Dataset rows for apps and sites
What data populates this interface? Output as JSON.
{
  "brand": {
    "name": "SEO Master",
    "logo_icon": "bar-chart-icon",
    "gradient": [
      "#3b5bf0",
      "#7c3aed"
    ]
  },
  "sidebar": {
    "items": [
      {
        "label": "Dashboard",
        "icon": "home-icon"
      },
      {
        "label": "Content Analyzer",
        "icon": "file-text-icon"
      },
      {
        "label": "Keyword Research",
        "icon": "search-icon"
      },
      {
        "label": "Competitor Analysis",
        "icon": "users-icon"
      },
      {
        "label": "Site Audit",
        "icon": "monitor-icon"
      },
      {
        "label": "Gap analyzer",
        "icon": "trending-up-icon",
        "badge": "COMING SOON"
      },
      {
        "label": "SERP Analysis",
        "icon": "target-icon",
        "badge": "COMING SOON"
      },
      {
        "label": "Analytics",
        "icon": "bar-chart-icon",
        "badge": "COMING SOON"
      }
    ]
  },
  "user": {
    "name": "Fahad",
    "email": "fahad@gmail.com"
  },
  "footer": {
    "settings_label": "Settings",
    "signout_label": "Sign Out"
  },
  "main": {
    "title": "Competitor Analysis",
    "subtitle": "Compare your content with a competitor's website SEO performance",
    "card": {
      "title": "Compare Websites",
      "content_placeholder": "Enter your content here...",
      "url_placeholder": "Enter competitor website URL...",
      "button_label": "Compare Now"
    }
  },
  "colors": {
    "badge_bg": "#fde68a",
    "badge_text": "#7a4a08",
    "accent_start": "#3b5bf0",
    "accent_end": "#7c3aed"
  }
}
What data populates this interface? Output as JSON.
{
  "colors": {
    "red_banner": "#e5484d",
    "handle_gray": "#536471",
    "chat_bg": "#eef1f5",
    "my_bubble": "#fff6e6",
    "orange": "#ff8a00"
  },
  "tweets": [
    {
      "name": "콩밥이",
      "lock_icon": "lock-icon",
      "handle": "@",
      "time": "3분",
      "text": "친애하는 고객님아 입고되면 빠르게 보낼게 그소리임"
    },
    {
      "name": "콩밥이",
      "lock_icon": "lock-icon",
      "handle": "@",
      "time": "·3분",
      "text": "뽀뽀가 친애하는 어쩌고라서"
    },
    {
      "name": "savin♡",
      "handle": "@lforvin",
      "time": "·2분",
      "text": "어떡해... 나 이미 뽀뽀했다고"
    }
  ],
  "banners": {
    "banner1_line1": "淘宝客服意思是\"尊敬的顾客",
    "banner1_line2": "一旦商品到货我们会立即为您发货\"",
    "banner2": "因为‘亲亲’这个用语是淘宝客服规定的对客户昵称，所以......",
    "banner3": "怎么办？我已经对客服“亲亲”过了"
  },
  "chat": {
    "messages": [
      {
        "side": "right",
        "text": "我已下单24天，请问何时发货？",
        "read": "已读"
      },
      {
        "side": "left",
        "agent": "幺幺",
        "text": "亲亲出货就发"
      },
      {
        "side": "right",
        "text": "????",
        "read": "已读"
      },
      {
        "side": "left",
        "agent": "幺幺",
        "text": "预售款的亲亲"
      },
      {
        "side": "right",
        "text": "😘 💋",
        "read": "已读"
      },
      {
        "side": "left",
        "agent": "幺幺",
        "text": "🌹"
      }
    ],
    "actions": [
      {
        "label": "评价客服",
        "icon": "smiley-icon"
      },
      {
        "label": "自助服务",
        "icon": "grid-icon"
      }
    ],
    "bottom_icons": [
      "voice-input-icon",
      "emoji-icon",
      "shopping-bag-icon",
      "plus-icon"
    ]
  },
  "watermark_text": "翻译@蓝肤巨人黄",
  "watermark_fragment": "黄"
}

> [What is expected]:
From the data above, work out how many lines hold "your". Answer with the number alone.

> [Task output]:
2